* Assigned task:
Lines below that include the word "count" should each be copied.

* Data supplied:
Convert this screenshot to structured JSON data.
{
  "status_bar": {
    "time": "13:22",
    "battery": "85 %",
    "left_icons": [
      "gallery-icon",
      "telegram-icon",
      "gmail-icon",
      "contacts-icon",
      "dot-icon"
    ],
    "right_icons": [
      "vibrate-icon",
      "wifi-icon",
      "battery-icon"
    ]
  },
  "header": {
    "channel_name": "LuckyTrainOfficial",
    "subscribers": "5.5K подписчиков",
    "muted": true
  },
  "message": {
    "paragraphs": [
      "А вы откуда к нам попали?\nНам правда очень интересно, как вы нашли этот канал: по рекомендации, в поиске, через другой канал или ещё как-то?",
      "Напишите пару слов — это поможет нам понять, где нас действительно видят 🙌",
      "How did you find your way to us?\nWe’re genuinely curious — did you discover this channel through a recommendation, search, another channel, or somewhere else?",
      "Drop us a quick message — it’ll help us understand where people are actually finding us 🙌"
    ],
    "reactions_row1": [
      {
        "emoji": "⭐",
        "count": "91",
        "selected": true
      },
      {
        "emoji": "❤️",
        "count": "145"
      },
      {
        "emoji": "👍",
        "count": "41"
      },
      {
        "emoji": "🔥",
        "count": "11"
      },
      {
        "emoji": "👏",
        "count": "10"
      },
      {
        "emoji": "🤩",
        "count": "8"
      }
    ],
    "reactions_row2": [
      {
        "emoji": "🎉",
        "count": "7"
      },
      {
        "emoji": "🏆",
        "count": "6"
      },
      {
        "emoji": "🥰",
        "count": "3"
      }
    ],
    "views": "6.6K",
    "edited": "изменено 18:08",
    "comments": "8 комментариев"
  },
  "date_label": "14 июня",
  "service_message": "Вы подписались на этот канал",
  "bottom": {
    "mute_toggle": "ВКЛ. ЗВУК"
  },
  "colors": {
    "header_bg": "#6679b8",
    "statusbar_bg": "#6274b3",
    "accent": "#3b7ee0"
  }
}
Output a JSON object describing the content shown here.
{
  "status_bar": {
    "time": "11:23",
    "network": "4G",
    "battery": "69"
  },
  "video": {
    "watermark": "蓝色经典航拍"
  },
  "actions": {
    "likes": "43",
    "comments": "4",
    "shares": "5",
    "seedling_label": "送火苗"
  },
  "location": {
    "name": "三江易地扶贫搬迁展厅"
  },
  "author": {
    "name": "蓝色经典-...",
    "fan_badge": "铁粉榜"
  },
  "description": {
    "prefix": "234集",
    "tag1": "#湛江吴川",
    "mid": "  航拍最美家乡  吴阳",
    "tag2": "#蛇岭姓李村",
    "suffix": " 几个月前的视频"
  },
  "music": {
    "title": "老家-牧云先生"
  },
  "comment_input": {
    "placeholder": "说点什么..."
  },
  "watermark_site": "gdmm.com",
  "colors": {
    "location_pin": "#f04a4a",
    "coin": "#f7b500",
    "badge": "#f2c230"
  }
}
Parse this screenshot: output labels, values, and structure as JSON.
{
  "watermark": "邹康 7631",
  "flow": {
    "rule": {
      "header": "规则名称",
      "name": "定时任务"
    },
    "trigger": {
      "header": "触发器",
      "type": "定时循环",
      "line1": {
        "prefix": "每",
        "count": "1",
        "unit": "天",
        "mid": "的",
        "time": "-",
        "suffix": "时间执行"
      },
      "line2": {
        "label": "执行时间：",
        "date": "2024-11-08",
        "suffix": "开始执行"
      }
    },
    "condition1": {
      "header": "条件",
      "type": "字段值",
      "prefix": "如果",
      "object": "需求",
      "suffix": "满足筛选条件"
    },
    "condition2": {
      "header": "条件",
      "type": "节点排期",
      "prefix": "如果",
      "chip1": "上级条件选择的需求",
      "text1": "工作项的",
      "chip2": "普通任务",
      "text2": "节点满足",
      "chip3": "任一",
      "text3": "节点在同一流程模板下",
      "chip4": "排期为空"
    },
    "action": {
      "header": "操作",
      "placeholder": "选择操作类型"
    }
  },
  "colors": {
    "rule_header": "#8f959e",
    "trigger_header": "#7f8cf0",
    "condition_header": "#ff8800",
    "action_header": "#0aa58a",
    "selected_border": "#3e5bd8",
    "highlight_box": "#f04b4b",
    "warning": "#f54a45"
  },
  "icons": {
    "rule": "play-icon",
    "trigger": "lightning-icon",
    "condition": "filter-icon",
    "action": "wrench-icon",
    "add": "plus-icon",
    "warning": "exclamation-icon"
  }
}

* Result below:
        "count": "91",
        "count": "145"
        "count": "41"
        "count": "11"
        "count": "10"
        "count": "8"
        "count": "7"
        "count": "6"
        "count": "3"
        "count": "1",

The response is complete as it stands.